I can’t describe my joy at hearing of the upset about the state of Wildcat Creek.
My wife and I moved here just three years ago from northern Woodford County — not far as the crow flies but in some ways like a different country. We were nature lovers living among carefully manicured horse farms — beautiful in their way but completely unnatural — and our first spring in Anderson County was partially spent on learning to coax vegetables out of rocky soil and partially on learning to appreciate that the weeds that horse farmers in Woodford exterminated from their bluegrass and alfalfa were, in their own environment, lovely wildflowers.
I drove up Wildcat Road one day and was awestruck at the beauty of the rocky creek bed. The foliage was out and my eyes were mostly on the road, so I missed some of the happier sights, so I left with an urge to return for a hike.

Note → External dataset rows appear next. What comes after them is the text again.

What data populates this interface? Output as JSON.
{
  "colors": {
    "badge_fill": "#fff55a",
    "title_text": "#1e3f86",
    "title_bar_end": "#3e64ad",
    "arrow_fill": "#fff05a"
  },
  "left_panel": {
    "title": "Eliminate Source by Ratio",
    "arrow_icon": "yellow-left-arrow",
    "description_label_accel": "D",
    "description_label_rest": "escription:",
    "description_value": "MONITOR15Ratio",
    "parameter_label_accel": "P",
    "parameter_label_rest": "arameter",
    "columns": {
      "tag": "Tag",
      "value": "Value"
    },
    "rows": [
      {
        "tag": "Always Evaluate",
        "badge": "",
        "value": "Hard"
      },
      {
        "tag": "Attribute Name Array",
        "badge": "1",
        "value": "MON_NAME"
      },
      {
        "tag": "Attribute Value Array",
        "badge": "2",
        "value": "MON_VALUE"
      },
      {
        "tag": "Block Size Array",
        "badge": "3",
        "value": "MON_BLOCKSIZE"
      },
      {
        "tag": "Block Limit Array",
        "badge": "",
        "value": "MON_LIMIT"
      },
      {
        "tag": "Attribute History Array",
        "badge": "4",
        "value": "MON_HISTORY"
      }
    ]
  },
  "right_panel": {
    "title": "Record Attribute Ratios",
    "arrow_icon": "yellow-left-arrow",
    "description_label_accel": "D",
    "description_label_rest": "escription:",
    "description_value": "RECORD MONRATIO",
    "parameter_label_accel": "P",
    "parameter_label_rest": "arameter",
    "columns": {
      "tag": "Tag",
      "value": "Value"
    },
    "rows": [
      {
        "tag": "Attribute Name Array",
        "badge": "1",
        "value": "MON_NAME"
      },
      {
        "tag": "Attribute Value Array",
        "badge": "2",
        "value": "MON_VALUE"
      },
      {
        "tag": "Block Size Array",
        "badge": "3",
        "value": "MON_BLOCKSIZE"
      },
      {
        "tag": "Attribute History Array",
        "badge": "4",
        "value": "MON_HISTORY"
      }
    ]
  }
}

After growing a bit overly familiar with Case Road on my twice-daily walks with our dogs, I took one of them to Tyrone. I parked near the beginning of the gravel portion of Wildcat Road and led Ollie to the creek. It must have been August, as I’ll never forget the profusion of jewelweed and great blue lobelias, two of our most beautiful wildflowers.
At any rate, it was late enough in the season and dry enough that we could walk up the creek bed, and for a hundred yards or so my breath was taken away — in a good way — by the beauty of the scene. I turned my attention to the flowers and the bird calls and took the odd lawn chair or engine block protruding out of the pools to be anomalies.

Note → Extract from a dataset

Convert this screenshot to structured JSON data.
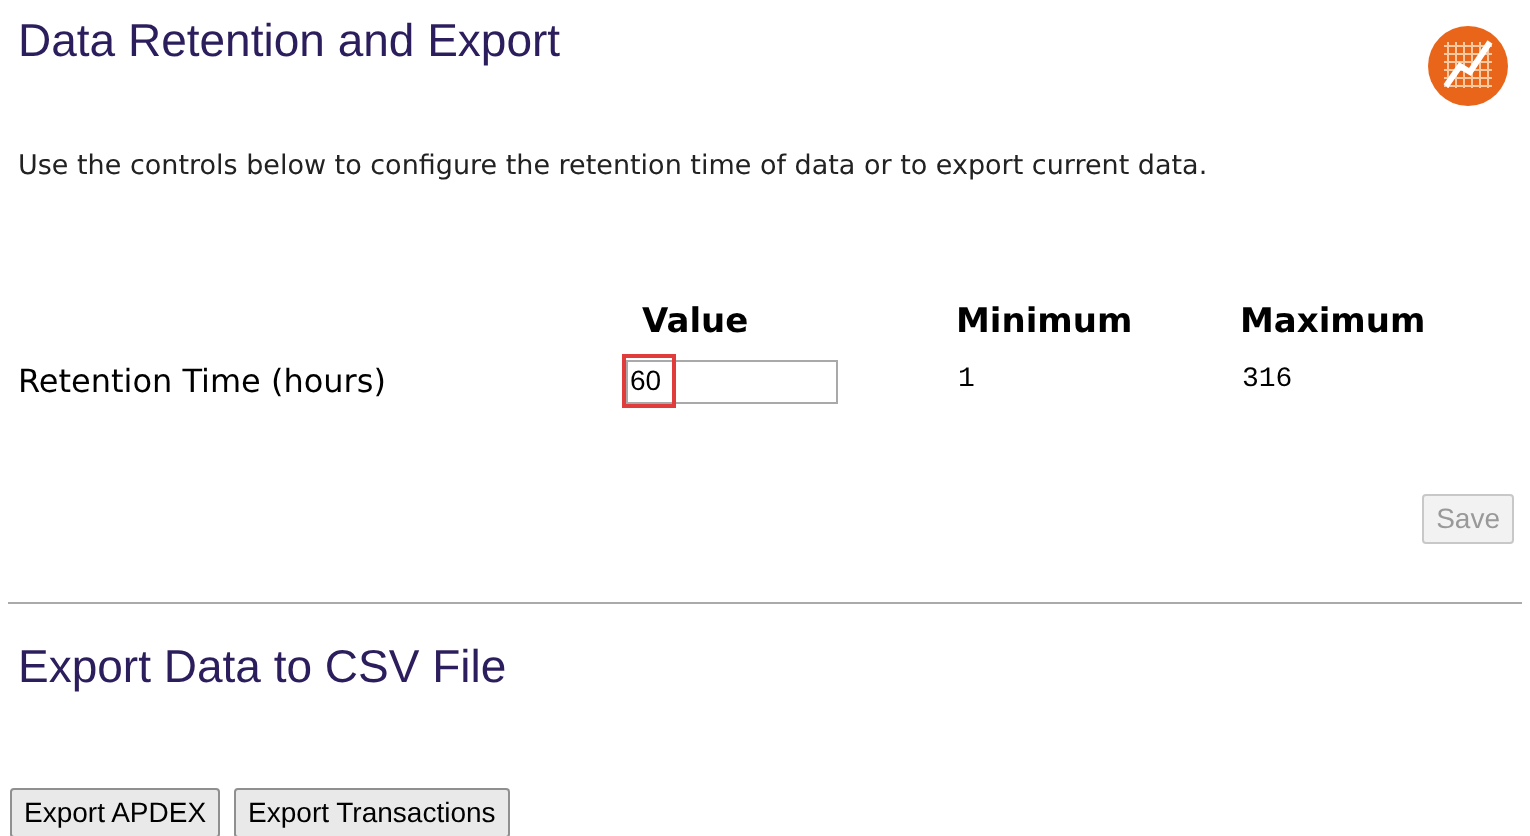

But it slowly dawned on me that they were the rule, not the exception, and by the time I reached the top of the canyon, I was disheartened, disillusioned, sad, angry, frustrated — full of emotions that were totally the opposite of what I had gone there in search of.
Instead of being uplifted, I was to be weighed down by every additional ton of trash I saw. And my best estimate, by the time I returned to the road, was that I’d seen a hundred tons or more.
Since then I’ve often asked myself who might be able to organize the incredible community effort it would take to clean out the area, restore it, acquire the rights, construct the pathways and create what could be one of the most beautiful nature walks in the state. I knew it was beyond me, pushing 70, a newcomer to the county, a stranger to its people, its customs, its values and its wishes.
But I’ve often wondered if it might in fact take an outsider with a fresh eye to see the potential for this canyon.
So it gladdens my heart to hear the outrage that others feel about the abuse of the land and the condition to which Wildcat Creek has sunk.
I am elated that it is native Anderson Countians themselves who are raising a cry to return the area to a more natural state and to protect and preserve it.
I applaud David Ruggles for the efforts he intends making to acquire assistance in cleaning up the area. And I pray that the people here, every one of us, may come to revere the natural beauty of this county and carry the same effort to every road within its borders. And may we someday learn to respect one another enough to never again trash the environment we share.